Typically, malignant disease requires more aggressive treatments to stop the cancer from growing and spreading. Such treatments may include surgery, chemotherapy, radiation therapy, or some combination. But despite these therapies, most malignant mesothelioma patients are not cured.
The benign forms, by definition, can generally be cured by surgery alone because these tumors do not invade other organs. However, there are cases where the benign forms did become aggressive.
Mesothelioma Stage and Cell Type
Like all cancer, the stage of the mesothelioma (how much it has grown and spread throughout the body), plays a role on what treatments are available. For some patients with metastatic disease, surgery will not be an option because the surgeon believes that they cannot remove all of the cancer. Chemotherapy is often prescribed. Unfortunately, the chemo combination used most widely (Alimta and Cisplatin) is a one-size-fits-all approach. The medical literature suggests that chemo, by itself, is not curative, in the vast majority of cases.
Cell type can also play a role. In mesothelioma there are three cell types:
- Epithelioid is the most common type of Mesothelioma cell and has the best prognosis of the 3 types.
- Sarcomatoid is the rarest of the 3 types and tends to be more aggressive than epitheloid cells.
- Biphasic is a mix of both cell types (epithelioid and sacromatoid) and usually has a prognosis that reflects the dominant cell type.
Chemotherapy may not be recommended in the case of sarcomatoid because the doctor may not believe it will provide a significant enough benefit.
Health of the Patient
Available treatments may also depend on the health of the patient. For example, perhaps the mesothelioma is operable, but the patient has a chronic heart condition. Performing an operation could risk that the patient dies from a myocardial infarction or heart attack. Therefore, that treatment option may not be available. In another example, perhaps the removal of a lung is a possibility but the doctor decides it is too risky because the patients remaining lung is not healthy enough to perform the function alone.
As discussed under Treatment Paths, there are different types of treatment options including conventional treatments (chemo, radiation, surgery), clinical trials, and alternative modalities. Some patients prefer to trust conventional doctors with their health, while others prefer to other approaches. This decision is often based on patient’s belief system.
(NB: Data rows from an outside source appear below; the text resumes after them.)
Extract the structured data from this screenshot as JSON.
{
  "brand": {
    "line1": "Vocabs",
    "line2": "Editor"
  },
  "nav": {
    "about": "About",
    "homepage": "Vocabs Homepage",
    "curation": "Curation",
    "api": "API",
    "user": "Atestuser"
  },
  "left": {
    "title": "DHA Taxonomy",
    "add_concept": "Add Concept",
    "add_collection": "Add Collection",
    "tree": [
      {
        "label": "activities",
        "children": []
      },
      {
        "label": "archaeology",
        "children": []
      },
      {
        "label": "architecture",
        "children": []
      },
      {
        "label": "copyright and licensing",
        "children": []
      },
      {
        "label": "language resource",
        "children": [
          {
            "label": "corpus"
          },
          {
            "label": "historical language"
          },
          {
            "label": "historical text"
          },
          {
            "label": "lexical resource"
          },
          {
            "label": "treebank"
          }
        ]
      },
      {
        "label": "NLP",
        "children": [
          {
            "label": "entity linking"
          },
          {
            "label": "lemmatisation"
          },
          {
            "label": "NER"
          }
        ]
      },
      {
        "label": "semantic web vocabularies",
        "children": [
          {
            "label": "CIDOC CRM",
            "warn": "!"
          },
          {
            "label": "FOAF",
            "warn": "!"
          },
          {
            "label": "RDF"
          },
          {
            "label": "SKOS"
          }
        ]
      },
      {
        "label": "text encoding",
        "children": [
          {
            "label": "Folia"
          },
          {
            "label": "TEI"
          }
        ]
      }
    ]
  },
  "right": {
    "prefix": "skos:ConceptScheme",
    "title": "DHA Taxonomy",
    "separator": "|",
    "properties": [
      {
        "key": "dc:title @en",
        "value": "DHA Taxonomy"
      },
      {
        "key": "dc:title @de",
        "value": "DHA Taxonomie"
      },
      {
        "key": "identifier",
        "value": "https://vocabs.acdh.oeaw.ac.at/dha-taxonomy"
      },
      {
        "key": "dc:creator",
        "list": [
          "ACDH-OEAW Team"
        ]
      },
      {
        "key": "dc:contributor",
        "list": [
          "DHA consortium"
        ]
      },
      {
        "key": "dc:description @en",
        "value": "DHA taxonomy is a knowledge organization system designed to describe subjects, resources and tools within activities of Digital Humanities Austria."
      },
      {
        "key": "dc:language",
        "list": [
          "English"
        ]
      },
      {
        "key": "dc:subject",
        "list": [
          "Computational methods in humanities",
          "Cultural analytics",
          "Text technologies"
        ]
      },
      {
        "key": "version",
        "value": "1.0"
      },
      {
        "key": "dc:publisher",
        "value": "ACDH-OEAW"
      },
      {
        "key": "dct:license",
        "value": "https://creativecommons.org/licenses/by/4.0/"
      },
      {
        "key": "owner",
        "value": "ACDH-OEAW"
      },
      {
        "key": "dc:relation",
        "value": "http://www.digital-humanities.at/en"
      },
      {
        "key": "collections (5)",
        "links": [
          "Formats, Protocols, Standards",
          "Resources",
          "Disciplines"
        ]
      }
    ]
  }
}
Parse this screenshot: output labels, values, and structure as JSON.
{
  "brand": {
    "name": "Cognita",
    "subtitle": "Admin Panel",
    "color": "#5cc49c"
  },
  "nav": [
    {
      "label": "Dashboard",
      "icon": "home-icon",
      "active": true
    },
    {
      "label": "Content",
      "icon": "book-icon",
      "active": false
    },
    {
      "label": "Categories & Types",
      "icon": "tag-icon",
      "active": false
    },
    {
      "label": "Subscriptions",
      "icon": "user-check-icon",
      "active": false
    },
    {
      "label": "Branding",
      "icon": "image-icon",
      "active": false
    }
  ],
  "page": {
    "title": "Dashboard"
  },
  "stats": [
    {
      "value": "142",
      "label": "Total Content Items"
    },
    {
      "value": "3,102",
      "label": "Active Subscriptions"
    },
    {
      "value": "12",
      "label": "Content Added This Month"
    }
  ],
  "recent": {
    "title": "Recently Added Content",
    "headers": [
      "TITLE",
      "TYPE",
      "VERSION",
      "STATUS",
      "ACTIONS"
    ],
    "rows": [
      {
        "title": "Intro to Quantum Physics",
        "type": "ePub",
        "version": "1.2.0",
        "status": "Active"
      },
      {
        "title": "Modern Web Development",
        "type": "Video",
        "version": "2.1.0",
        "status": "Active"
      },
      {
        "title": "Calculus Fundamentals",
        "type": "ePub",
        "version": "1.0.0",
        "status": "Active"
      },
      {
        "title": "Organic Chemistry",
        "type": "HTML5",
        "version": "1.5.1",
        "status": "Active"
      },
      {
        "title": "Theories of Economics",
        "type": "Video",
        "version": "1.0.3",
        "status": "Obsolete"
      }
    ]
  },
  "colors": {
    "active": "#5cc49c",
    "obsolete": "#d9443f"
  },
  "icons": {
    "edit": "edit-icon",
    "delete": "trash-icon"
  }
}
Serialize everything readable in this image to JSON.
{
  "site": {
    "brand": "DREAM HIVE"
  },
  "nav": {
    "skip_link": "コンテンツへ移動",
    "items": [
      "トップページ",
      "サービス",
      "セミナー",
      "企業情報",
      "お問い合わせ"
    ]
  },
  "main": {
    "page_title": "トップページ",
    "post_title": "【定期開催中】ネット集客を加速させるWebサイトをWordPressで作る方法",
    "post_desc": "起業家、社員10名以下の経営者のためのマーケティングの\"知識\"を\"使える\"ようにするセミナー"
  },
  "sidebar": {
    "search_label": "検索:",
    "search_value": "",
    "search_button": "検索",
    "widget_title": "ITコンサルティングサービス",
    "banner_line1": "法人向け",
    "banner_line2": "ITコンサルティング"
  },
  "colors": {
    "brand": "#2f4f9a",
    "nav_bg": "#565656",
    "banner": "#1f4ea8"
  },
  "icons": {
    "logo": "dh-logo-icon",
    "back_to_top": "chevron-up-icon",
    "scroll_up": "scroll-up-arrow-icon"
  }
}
For example, do they believe that their body has failed them and the cancer must be cut out or killed with cell killing approaches like chemo? Or, do they believe that the body’s immune system has the ability to keep the cancer under control, but that the body needs some type of support to do this? These paradigms or thoughts about what cancer represents to a patient may also play a role in treatment choices.